What is glaringly absent in this is a lack of defence of KiwiBuild. It is all ‘attack the messenger’ diversion.

Outrage over men holding a beer talking to women, blonds and the use of sausage quips in political clips seems like over the top attempts to sanitise everything.

Perhaps it has driven some people to tears – but how do you say anything publicly without risking annoying, enraging or devastating someone?

I’m betting tired of those arguments and attempts to PC everything – and using outrage as a way of trying to attack and discredit and divert in politics.

But there are some interesting associated issues. Did National deliberately provoke ‘progressives’ to get a sort of Streisand effect?

And, this has been all attack of National and no defence of KiwiBuild.

Danyl Mclachlan (The Spinoff):  Notes towards a grand unified theory of the terrible National Party sausage ad

Here’s my grand conspiracy theory. Progressives are actually the primary target for this ad and it is designed to offend them. Offense and controversy makes things newsworthy and earns you coverage in the mainstream media, thus potentially reaching a far greater number of viewers than National would get through making a non-controversial, non-mansplaining ad.

The way you communicate the KiwiBuild critique to the wider public – who are never going to watch a political ad in their feed, even if you boost it – is by breaching progressive rules of etiquette and provoking a controversy.

Presumably there will be more: maybe the next shocking thing will be the next National Party ad, giving online progressives the chance to spend the whole year furiously amplifying National’s talking points.

Whether National inadvertently bumbled or deliberately provoked, they got far more attention than they would have for most attempted political hits.

While are ‘progressives’ so easily riled?
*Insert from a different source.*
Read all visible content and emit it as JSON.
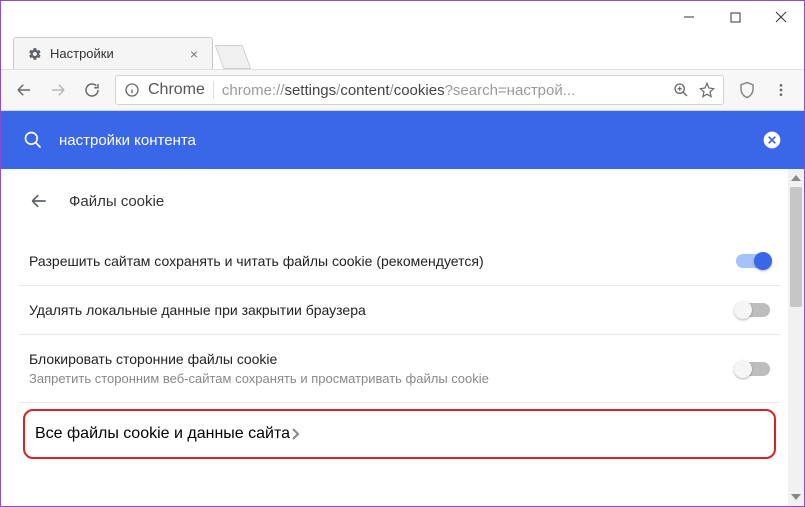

Concern about a fairly impotent Opposition party? Or despair that the Government has made a mess of KiwiBuild with no solution in sight?

Bradbury has a good point. On eof those claiming sexism rather than defending KiwiBuild was Phil Twyford.

Newshub: No one entered KiwiBuild ballot for Waikato development

Newshub can reveal how unpopular KiwiBuild has become: absolutely no one entered the ballot to buy any of the homes in one of the developments.

The Government’s flagship housing scheme is now at the stage where developers are offering up bribes to get people interested.

But KiwiBuild isn’t just backfiring for the Government – it’s backfiring for National too.

The party’s latest taxpayer-funded attack ad has drawn widespread criticism for showing a man explaining KiwiBuild to a woman.

Housing Minister Phil Twyford said it was “clearly sexist”.

“I would think a lot of people find it offensive.”

I would think a lot more people would find Twyford’s failure with KiwiBuild of rather more concern.

There was one person reported as defending KiwiBuild:

“We as a Government are building more houses than any Government has built since the 1970s, which I have to say feels roughly about the era of that ad,” said Prime Minister Jacinda Ardern.

Don’t dare suggest that is sizzle without, ah, substance.